- teleobjective lens,
- teleological argument,
Origin of teleology
Examples from the Web for teleology
Such orderly evolution harmonizes with a teleology derived, not indeed from external nature directly, but from the mind of man.On the Genesis of Species|St. George Mivart
This term carries no connotation of teleology, as here used.The Value of Money|Benjamin M. Anderson, Jr.
The other is due to Kants preoccupation with the problems of ethics and of teleology.A Commentary to Kant's 'Critique of Pure Reason'|Norman Kemp Smith
To entitle them to do this, a complete doctrine of Teleology is indispensable.A System of Logic: Ratiocinative and Inductive|John Stuart Mill
Vitalism and teleology are coming back again into biology in new forms.Major Prophets of To-Day|Edwin E. Slosson
- the doctrine that there is evidence of purpose or design in the universe, and esp that this provides proof of the existence of a Designer
- the belief that certain phenomena are best explained in terms of purpose rather than cause
- the systematic study of such phenomenaSee also final cause
Word Origin for teleology

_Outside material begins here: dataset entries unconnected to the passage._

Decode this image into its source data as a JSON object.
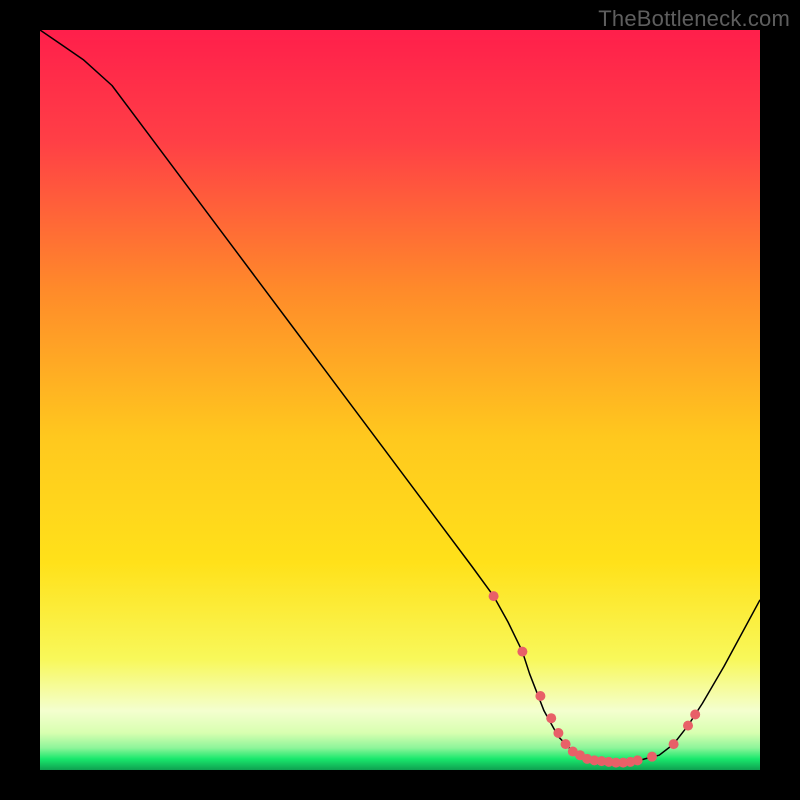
{
  "watermark": "TheBottleneck.com",
  "chart_data": {
    "type": "line",
    "xlim": [
      0,
      100
    ],
    "ylim": [
      0,
      100
    ],
    "grid": false,
    "legend": false,
    "background_gradient": {
      "top_color": "#ff1f4b",
      "mid_color": "#ffe11a",
      "bottom_accent": "#19e86c",
      "bottom_pale": "#f4ffcf"
    },
    "series": [
      {
        "name": "curve",
        "color": "#000000",
        "width": 1.5,
        "x": [
          0,
          3,
          6,
          10,
          15,
          20,
          25,
          30,
          35,
          40,
          45,
          50,
          55,
          60,
          63,
          65,
          67,
          68,
          69,
          70,
          72,
          74,
          76,
          78,
          80,
          82,
          83,
          84,
          86,
          88,
          90,
          92,
          95,
          100
        ],
        "y": [
          100,
          98,
          96,
          92.5,
          86,
          79.5,
          73,
          66.5,
          60,
          53.5,
          47,
          40.5,
          34,
          27.5,
          23.5,
          20,
          16,
          13,
          10.5,
          8,
          4.5,
          2.5,
          1.5,
          1,
          1,
          1,
          1.2,
          1.5,
          2,
          3.5,
          6,
          9,
          14,
          23
        ]
      }
    ],
    "markers": {
      "name": "highlight-points",
      "color": "#e86068",
      "radius": 5,
      "x": [
        63,
        67,
        69.5,
        71,
        72,
        73,
        74,
        75,
        76,
        77,
        78,
        79,
        80,
        81,
        82,
        83,
        85,
        88,
        90,
        91
      ],
      "y": [
        23.5,
        16,
        10,
        7,
        5,
        3.5,
        2.5,
        2,
        1.5,
        1.3,
        1.2,
        1.1,
        1,
        1,
        1.1,
        1.3,
        1.8,
        3.5,
        6,
        7.5
      ]
    }
  }
}
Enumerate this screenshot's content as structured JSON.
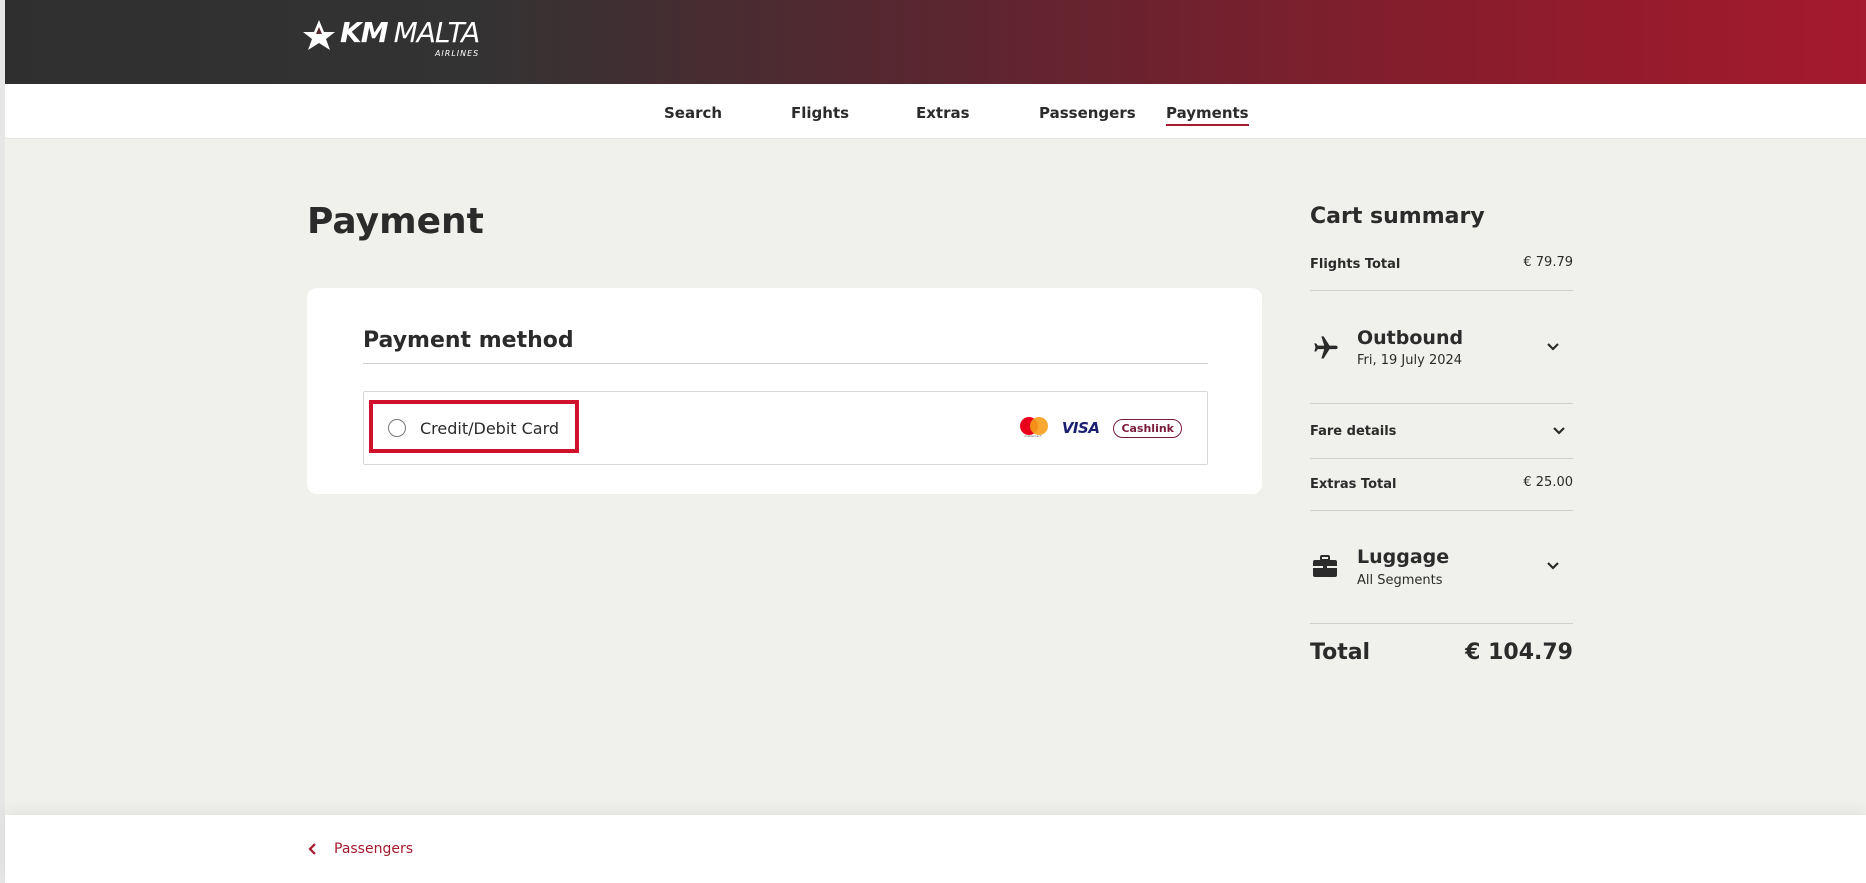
{
  "brand": {
    "logo_main_bold": "KM",
    "logo_main": "MALTA",
    "logo_sub": "AIRLINES",
    "primary_color": "#a51a2d",
    "header_dark": "#2f2f2f"
  },
  "nav": {
    "items": [
      {
        "label": "Search"
      },
      {
        "label": "Flights"
      },
      {
        "label": "Extras"
      },
      {
        "label": "Passengers"
      },
      {
        "label": "Payments",
        "active": true
      }
    ]
  },
  "page": {
    "title": "Payment"
  },
  "payment": {
    "section_title": "Payment method",
    "option_label": "Credit/Debit Card",
    "option_selected": false,
    "card_brands": [
      {
        "name": "mastercard-icon",
        "label": "mastercard"
      },
      {
        "name": "visa-icon",
        "label": "VISA"
      },
      {
        "name": "cashlink-icon",
        "label": "Cashlink"
      }
    ]
  },
  "cart": {
    "title": "Cart summary",
    "flights_total_label": "Flights Total",
    "flights_total_value": "€ 79.79",
    "outbound": {
      "title": "Outbound",
      "date": "Fri, 19 July 2024",
      "icon": "airplane-icon"
    },
    "fare_details_label": "Fare details",
    "extras_total_label": "Extras Total",
    "extras_total_value": "€ 25.00",
    "luggage": {
      "title": "Luggage",
      "subtitle": "All Segments",
      "icon": "suitcase-icon"
    },
    "total_label": "Total",
    "total_value": "€ 104.79"
  },
  "footer": {
    "back_label": "Passengers"
  }
}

"study of final causes," 1740, from Modern Latin teleologia, coined 1728 by German philosopher Baron Christian von Wolff (1679-1754) from Greek teleos "entire, perfect, complete," properly genitive of telos "end, goal, result" (see tele-), + -logia (see -logy).